──────── Exercise materials ────────

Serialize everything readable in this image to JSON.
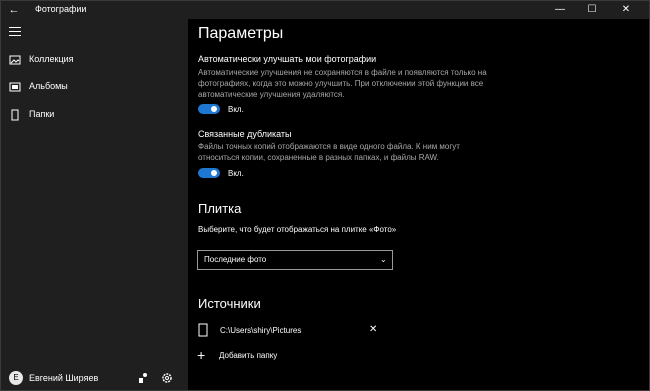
{
  "titlebar": {
    "back_glyph": "←",
    "title": "Фотографии",
    "min_glyph": "—",
    "max_glyph": "☐",
    "close_glyph": "✕"
  },
  "sidebar": {
    "items": [
      {
        "label": "Коллекция",
        "icon": "collection-icon"
      },
      {
        "label": "Альбомы",
        "icon": "album-icon"
      },
      {
        "label": "Папки",
        "icon": "folder-icon"
      }
    ],
    "user": {
      "name": "Евгений Ширяев",
      "avatar": "E"
    }
  },
  "main": {
    "title": "Параметры",
    "auto_enhance": {
      "title": "Автоматически улучшать мои фотографии",
      "desc": "Автоматические улучшения не сохраняются в файле и появляются только на фотографиях, когда это можно улучшить. При отключении этой функции все автоматические улучшения удаляются.",
      "toggle_label": "Вкл."
    },
    "duplicates": {
      "title": "Связанные дубликаты",
      "desc": "Файлы точных копий отображаются в виде одного файла. К ним могут относиться копии, сохраненные в разных папках, и файлы RAW.",
      "toggle_label": "Вкл."
    },
    "tile": {
      "heading": "Плитка",
      "prompt": "Выберите, что будет отображаться на плитке «Фото»",
      "selected": "Последние фото",
      "chevron": "⌄"
    },
    "sources": {
      "heading": "Источники",
      "folder_path": "C:\\Users\\shiry\\Pictures",
      "remove_glyph": "✕",
      "add_glyph": "+",
      "add_label": "Добавить папку"
    }
  },
  "colors": {
    "accent": "#1e78d2",
    "sidebar_bg": "#1f1f1f",
    "main_bg": "#000000"
  }
}
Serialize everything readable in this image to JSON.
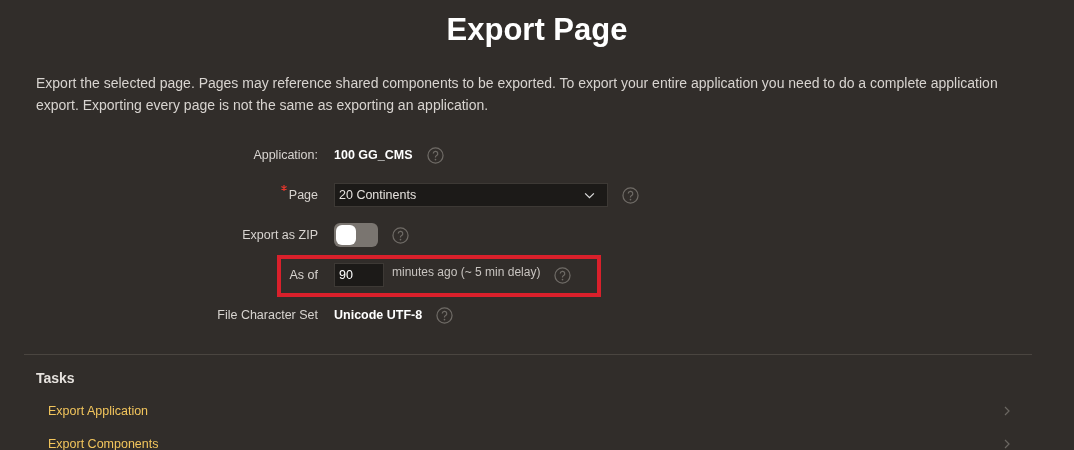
{
  "title": "Export Page",
  "description": "Export the selected page. Pages may reference shared components to be exported. To export your entire application you need to do a complete application export. Exporting every page is not the same as exporting an application.",
  "fields": [
    {
      "kind": "display",
      "label": "Application:",
      "value": "100 GG_CMS",
      "required": false,
      "highlighted": false
    },
    {
      "kind": "select",
      "label": "Page",
      "value": "20 Continents",
      "required": true,
      "highlighted": false
    },
    {
      "kind": "switch",
      "label": "Export as ZIP",
      "on": false,
      "required": false,
      "highlighted": false
    },
    {
      "kind": "number",
      "label": "As of",
      "value": "90",
      "suffix": "minutes ago (~ 5 min delay)",
      "required": false,
      "highlighted": true
    },
    {
      "kind": "display",
      "label": "File Character Set",
      "value": "Unicode UTF-8",
      "required": false,
      "highlighted": false
    }
  ],
  "tasks": {
    "heading": "Tasks",
    "items": [
      {
        "label": "Export Application"
      },
      {
        "label": "Export Components"
      }
    ]
  }
}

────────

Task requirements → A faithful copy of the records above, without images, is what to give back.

Exercise output →
Serialize everything readable in this image to JSON.
{
  "titlebar": {
    "back_glyph": "←",
    "title": "Фотографии",
    "min_glyph": "—",
    "max_glyph": "☐",
    "close_glyph": "✕"
  },
  "sidebar": {
    "items": [
      {
        "label": "Коллекция",
        "icon": "collection-icon"
      },
      {
        "label": "Альбомы",
        "icon": "album-icon"
      },
      {
        "label": "Папки",
        "icon": "folder-icon"
      }
    ],
    "user": {
      "name": "Евгений Ширяев",
      "avatar": "E"
    }
  },
  "main": {
    "title": "Параметры",
    "auto_enhance": {
      "title": "Автоматически улучшать мои фотографии",
      "desc": "Автоматические улучшения не сохраняются в файле и появляются только на фотографиях, когда это можно улучшить. При отключении этой функции все автоматические улучшения удаляются.",
      "toggle_label": "Вкл."
    },
    "duplicates": {
      "title": "Связанные дубликаты",
      "desc": "Файлы точных копий отображаются в виде одного файла. К ним могут относиться копии, сохраненные в разных папках, и файлы RAW.",
      "toggle_label": "Вкл."
    },
    "tile": {
      "heading": "Плитка",
      "prompt": "Выберите, что будет отображаться на плитке «Фото»",
      "selected": "Последние фото",
      "chevron": "⌄"
    },
    "sources": {
      "heading": "Источники",
      "folder_path": "C:\\Users\\shiry\\Pictures",
      "remove_glyph": "✕",
      "add_glyph": "+",
      "add_label": "Добавить папку"
    }
  },
  "colors": {
    "accent": "#1e78d2",
    "sidebar_bg": "#1f1f1f",
    "main_bg": "#000000"
  }
}
Serialize everything readable in this image to JSON.
{
  "title": "Export Page",
  "description": "Export the selected page. Pages may reference shared components to be exported. To export your entire application you need to do a complete application export. Exporting every page is not the same as exporting an application.",
  "fields": [
    {
      "kind": "display",
      "label": "Application:",
      "value": "100 GG_CMS",
      "required": false,
      "highlighted": false
    },
    {
      "kind": "select",
      "label": "Page",
      "value": "20 Continents",
      "required": true,
      "highlighted": false
    },
    {
      "kind": "switch",
      "label": "Export as ZIP",
      "on": false,
      "required": false,
      "highlighted": false
    },
    {
      "kind": "number",
      "label": "As of",
      "value": "90",
      "suffix": "minutes ago (~ 5 min delay)",
      "required": false,
      "highlighted": true
    },
    {
      "kind": "display",
      "label": "File Character Set",
      "value": "Unicode UTF-8",
      "required": false,
      "highlighted": false
    }
  ],
  "tasks": {
    "heading": "Tasks",
    "items": [
      {
        "label": "Export Application"
      },
      {
        "label": "Export Components"
      }
    ]
  }
}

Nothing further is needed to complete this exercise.